Greenpeace launched the first “Your Guide to Greener Electronics,” a report card which ranks companies on their use of harmful chemicals and the recycling of harmful electronic waste in their products. The fourteen top cell phone and PC producers all fail to get a green rating in the report card, which is based on Greenpeace’s two main demands for the electronics industry: to eliminate hazardous substances from their products, and to take back and recycle their products responsibly once they have become unusable.
"The scorecard will help inform consumers and companies alike on
the growing problems of e-waste. Consumers need to know how these
companies are progressing, and companies need to acknowledge that
the elimination of harmful substances used in their products is the
only way they can ensure safe reuse and recycling of electronic
waste," said Rick Hind, Legislative Director for Greenpeace USA's
Nokia and Dell share the top spots in the ranking, thanks to
their belief that producers should bear individual responsibility
for taking back and reusing or recycling their own-brand discarded
products. Nokia leads the way in eliminating toxic chemicals from
its products. Since the end of 2005, all new Nokia cell phones have
been free of cancer-causing polyvinyl chloride (PVC) and the
company has promised all new components to be free of harmful
brominated flame retardants (BFRs) from the start of 2007. Dell has
also set ambitious targets for eliminating these same harmful
substances from their products.
Third place goes to Hewlett-Packard, followed by Samsung (4th),
Sony Ericsson (5th), Sony (6th), LG Electronics (7th), Panasonic
(8th), Toshiba (9th), Fujitsu-Siemens Computers (10th), Apple
(11th) and Acer (12th).
"It's especially disappointing to see Apple score so low in the
this guide. They act like they belong in the World Series of design
and innovation, but they play like a slumping farm team in the
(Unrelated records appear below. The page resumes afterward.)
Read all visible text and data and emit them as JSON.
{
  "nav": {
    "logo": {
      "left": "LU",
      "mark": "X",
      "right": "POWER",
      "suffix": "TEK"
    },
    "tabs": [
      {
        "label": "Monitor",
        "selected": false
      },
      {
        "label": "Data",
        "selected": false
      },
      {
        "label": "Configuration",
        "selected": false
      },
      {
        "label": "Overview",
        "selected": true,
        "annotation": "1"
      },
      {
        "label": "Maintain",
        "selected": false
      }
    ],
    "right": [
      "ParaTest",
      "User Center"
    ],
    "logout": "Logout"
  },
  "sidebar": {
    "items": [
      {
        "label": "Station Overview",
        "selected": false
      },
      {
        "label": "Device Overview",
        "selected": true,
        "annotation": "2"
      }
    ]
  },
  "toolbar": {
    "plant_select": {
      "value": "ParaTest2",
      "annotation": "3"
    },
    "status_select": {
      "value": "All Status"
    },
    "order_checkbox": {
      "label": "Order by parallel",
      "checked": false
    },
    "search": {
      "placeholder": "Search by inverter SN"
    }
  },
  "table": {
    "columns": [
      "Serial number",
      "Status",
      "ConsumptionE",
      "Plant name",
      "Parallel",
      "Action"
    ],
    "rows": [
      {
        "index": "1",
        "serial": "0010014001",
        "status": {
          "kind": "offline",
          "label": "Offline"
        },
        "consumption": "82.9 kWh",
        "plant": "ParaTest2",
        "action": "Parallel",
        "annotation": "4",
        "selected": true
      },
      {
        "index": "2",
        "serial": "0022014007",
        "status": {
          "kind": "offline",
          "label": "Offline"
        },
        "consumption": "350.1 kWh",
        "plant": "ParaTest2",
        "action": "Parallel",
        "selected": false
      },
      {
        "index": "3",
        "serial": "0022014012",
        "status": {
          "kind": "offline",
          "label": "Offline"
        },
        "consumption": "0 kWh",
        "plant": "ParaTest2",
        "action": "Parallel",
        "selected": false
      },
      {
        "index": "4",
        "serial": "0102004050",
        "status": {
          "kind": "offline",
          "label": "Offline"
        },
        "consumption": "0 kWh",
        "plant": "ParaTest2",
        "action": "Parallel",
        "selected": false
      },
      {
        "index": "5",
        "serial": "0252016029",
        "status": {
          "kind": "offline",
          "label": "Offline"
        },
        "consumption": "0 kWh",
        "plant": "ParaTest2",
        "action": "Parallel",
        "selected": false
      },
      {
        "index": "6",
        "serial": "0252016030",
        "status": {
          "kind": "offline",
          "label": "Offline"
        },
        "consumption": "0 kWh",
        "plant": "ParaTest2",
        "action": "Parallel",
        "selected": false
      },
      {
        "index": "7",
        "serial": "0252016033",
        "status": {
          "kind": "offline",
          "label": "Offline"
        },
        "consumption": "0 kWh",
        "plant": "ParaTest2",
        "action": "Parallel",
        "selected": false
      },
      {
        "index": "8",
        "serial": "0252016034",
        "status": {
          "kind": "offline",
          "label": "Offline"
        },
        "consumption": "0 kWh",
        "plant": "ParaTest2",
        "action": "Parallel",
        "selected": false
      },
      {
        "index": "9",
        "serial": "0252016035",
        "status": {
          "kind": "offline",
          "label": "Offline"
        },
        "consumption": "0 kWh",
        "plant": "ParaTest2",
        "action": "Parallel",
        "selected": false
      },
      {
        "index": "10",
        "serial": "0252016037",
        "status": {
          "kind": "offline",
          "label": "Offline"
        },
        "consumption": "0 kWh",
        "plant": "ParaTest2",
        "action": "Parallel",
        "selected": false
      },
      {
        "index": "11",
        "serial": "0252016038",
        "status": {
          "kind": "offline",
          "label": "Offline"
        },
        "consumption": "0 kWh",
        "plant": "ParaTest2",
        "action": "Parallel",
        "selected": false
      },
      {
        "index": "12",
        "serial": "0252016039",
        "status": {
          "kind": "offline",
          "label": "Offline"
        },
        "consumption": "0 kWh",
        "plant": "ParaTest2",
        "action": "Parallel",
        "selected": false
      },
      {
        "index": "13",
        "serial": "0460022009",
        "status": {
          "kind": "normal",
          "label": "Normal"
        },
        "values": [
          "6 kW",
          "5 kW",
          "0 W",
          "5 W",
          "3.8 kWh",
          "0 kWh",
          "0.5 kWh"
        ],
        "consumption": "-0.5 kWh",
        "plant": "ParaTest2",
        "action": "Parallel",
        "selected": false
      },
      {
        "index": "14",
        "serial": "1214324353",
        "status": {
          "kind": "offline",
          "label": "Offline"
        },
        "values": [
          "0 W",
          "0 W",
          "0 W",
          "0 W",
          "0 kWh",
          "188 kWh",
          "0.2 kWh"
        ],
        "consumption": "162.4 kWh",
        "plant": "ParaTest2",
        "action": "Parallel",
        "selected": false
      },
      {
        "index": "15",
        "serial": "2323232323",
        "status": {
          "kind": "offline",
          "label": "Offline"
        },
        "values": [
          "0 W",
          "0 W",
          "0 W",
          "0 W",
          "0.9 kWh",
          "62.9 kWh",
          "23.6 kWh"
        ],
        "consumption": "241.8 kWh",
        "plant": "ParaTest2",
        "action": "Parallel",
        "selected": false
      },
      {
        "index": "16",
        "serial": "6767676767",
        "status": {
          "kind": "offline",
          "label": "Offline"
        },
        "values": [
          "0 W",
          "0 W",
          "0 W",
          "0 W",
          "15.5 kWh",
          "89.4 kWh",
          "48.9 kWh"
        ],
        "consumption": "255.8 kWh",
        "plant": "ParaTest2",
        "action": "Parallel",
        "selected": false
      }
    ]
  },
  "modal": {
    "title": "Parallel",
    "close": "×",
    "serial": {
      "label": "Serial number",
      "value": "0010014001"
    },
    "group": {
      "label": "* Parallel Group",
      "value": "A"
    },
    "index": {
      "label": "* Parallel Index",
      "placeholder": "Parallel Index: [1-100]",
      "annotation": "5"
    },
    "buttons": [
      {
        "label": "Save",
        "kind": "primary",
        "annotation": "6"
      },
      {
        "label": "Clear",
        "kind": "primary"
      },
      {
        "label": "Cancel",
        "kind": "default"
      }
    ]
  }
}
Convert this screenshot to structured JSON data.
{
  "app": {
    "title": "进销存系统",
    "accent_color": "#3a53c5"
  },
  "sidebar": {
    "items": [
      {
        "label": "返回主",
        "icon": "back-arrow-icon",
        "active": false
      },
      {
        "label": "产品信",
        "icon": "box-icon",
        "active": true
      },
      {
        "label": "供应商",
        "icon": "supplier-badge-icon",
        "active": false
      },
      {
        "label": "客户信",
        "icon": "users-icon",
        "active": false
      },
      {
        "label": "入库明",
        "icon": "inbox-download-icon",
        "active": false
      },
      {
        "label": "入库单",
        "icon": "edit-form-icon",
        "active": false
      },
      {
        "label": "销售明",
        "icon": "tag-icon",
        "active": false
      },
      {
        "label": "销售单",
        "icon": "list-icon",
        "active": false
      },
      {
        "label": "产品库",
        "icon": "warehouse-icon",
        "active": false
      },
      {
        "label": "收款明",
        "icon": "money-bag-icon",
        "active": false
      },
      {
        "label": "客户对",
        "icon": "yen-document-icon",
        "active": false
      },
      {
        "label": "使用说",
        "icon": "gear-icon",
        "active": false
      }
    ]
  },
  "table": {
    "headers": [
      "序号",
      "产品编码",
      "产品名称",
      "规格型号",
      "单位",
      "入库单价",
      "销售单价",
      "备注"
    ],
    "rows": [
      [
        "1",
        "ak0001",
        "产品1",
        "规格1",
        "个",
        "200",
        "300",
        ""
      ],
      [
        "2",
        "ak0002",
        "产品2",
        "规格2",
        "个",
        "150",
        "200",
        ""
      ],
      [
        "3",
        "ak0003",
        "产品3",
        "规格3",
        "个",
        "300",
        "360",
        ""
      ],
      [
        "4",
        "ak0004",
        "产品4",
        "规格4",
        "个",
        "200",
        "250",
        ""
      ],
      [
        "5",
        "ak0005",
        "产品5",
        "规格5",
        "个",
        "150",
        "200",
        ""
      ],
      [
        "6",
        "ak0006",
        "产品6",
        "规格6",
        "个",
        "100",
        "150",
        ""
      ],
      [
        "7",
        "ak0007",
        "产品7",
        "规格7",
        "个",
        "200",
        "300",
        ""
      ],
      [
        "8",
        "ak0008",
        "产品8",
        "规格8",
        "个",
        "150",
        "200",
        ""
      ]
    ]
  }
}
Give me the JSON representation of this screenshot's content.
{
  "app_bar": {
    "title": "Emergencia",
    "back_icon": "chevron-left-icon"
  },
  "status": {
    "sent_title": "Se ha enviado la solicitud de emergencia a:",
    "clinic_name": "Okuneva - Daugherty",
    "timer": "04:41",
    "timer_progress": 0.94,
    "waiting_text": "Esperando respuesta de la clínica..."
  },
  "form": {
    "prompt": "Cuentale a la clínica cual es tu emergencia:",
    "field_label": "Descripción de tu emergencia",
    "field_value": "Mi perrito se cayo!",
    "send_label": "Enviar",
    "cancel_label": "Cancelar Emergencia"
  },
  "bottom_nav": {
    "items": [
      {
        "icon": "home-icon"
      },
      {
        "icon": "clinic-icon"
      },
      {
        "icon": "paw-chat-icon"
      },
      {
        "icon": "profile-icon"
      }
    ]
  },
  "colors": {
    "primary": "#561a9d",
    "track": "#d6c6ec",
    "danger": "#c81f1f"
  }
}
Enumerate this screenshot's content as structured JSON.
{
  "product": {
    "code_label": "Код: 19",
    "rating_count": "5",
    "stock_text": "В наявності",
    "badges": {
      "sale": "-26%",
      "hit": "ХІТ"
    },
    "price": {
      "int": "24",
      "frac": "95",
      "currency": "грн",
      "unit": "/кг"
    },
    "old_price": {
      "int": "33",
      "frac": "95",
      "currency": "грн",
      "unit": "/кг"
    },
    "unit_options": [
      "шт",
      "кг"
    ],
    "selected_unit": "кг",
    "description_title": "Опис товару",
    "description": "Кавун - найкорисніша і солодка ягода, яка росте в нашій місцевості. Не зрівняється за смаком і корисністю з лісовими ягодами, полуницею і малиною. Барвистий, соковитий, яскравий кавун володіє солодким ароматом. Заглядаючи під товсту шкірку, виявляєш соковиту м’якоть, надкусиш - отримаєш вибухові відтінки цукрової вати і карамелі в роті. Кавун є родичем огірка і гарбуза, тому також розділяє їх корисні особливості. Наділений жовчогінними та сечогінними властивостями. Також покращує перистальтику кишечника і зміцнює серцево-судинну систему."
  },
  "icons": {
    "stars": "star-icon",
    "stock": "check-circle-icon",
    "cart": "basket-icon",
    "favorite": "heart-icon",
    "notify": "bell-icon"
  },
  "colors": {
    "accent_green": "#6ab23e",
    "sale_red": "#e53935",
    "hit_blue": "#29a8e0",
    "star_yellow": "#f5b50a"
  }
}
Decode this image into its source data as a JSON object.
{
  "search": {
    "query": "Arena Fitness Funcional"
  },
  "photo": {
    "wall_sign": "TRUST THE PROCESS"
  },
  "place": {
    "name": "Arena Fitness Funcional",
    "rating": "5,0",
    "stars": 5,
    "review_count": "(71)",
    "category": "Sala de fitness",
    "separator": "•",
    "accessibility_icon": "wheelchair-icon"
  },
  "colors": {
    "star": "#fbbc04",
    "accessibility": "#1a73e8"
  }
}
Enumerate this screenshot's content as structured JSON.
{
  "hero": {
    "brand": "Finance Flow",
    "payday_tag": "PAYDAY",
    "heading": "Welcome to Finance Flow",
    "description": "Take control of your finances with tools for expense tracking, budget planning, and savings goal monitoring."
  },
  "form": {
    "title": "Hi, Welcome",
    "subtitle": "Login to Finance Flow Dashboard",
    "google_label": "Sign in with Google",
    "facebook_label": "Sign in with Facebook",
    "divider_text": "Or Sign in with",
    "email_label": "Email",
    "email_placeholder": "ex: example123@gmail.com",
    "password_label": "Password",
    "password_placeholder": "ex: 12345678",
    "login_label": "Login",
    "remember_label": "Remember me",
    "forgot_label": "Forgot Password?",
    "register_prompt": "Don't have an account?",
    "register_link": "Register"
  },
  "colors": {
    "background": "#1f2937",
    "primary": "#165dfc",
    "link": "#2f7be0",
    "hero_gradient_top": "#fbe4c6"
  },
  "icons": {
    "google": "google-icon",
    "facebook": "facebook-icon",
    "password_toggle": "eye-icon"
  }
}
environmental pennant race," continued Hind.
Motorola shares bottom position with Lenovo. Motorola recently
backtracked on its commitment to eliminate PVC and BFRs and scores
poorly on product take back and recycling. Lenovo also fails to
score many points and needs to do better on all criteria. For now,
companies are scored solely on information publicly available on
their global websites. The report card will be updated every
quarter. However penalty points will be deducted from overall
scores if Greenpeace finds a company lying, practicing double
standards or other corporate misconduct.
The scoring is weighted more heavily on the use of toxic
substances in production rather than criteria on recycling, because
until the use of harmful substances is eliminated in products, it
is impossible to secure 'safe', toxic-free recycling.
VVPR info: For more information on the report card, rankings and rating criteria , go to http://www.greenpeace.org/usa/news/toxic-technology-report-card
Photos available at: http://usaphoto.greenpeace.org/GP_Ewaste/GP_Ewaste_ContactSheet/
Exp. contact date: 2006-09-25 00:00:00